Aim of the task: Each entry must appear again exactly as it does in the source.

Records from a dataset
*** Begin section ***
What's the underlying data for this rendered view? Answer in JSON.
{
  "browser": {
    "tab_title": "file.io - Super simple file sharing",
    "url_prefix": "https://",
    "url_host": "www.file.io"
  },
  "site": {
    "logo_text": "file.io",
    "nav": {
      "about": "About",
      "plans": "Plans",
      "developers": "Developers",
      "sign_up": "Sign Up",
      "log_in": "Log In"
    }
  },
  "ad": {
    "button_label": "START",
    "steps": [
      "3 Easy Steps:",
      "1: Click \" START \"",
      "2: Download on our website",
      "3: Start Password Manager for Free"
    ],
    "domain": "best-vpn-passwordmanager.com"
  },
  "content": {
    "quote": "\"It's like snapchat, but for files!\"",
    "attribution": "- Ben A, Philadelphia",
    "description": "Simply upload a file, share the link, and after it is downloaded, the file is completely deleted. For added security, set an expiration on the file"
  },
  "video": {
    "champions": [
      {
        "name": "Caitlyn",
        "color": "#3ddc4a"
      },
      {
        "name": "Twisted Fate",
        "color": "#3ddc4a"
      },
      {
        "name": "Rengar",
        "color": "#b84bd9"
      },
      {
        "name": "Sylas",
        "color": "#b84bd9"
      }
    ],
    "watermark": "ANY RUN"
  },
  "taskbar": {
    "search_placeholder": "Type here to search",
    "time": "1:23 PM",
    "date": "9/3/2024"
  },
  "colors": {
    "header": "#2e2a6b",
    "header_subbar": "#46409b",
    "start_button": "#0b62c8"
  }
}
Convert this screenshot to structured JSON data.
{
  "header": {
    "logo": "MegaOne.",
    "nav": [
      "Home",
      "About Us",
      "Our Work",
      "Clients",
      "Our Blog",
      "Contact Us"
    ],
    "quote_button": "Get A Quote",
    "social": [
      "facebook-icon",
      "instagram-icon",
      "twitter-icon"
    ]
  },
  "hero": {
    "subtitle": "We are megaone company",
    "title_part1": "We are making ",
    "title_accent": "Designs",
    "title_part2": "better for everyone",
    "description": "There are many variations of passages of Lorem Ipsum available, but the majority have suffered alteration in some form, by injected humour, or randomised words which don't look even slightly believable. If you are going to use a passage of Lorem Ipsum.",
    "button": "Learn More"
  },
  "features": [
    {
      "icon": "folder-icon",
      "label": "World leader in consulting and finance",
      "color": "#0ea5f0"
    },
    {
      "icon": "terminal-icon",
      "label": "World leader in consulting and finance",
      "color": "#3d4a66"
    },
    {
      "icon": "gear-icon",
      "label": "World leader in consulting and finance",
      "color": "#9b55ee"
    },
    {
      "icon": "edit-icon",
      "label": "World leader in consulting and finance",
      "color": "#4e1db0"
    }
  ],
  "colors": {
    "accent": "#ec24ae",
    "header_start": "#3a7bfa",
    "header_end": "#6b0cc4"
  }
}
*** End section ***
Output for this exercise:
What's the underlying data for this rendered view? Answer in JSON.
{
  "browser": {
    "tab_title": "file.io - Super simple file sharing",
    "url_prefix": "https://",
    "url_host": "www.file.io"
  },
  "site": {
    "logo_text": "file.io",
    "nav": {
      "about": "About",
      "plans": "Plans",
      "developers": "Developers",
      "sign_up": "Sign Up",
      "log_in": "Log In"
    }
  },
  "ad": {
    "button_label": "START",
    "steps": [
      "3 Easy Steps:",
      "1: Click \" START \"",
      "2: Download on our website",
      "3: Start Password Manager for Free"
    ],
    "domain": "best-vpn-passwordmanager.com"
  },
  "content": {
    "quote": "\"It's like snapchat, but for files!\"",
    "attribution": "- Ben A, Philadelphia",
    "description": "Simply upload a file, share the link, and after it is downloaded, the file is completely deleted. For added security, set an expiration on the file"
  },
  "video": {
    "champions": [
      {
        "name": "Caitlyn",
        "color": "#3ddc4a"
      },
      {
        "name": "Twisted Fate",
        "color": "#3ddc4a"
      },
      {
        "name": "Rengar",
        "color": "#b84bd9"
      },
      {
        "name": "Sylas",
        "color": "#b84bd9"
      }
    ],
    "watermark": "ANY RUN"
  },
  "taskbar": {
    "search_placeholder": "Type here to search",
    "time": "1:23 PM",
    "date": "9/3/2024"
  },
  "colors": {
    "header": "#2e2a6b",
    "header_subbar": "#46409b",
    "start_button": "#0b62c8"
  }
}
Convert this screenshot to structured JSON data.
{
  "header": {
    "logo": "MegaOne.",
    "nav": [
      "Home",
      "About Us",
      "Our Work",
      "Clients",
      "Our Blog",
      "Contact Us"
    ],
    "quote_button": "Get A Quote",
    "social": [
      "facebook-icon",
      "instagram-icon",
      "twitter-icon"
    ]
  },
  "hero": {
    "subtitle": "We are megaone company",
    "title_part1": "We are making ",
    "title_accent": "Designs",
    "title_part2": "better for everyone",
    "description": "There are many variations of passages of Lorem Ipsum available, but the majority have suffered alteration in some form, by injected humour, or randomised words which don't look even slightly believable. If you are going to use a passage of Lorem Ipsum.",
    "button": "Learn More"
  },
  "features": [
    {
      "icon": "folder-icon",
      "label": "World leader in consulting and finance",
      "color": "#0ea5f0"
    },
    {
      "icon": "terminal-icon",
      "label": "World leader in consulting and finance",
      "color": "#3d4a66"
    },
    {
      "icon": "gear-icon",
      "label": "World leader in consulting and finance",
      "color": "#9b55ee"
    },
    {
      "icon": "edit-icon",
      "label": "World leader in consulting and finance",
      "color": "#4e1db0"
    }
  ],
  "colors": {
    "accent": "#ec24ae",
    "header_start": "#3a7bfa",
    "header_end": "#6b0cc4"
  }
}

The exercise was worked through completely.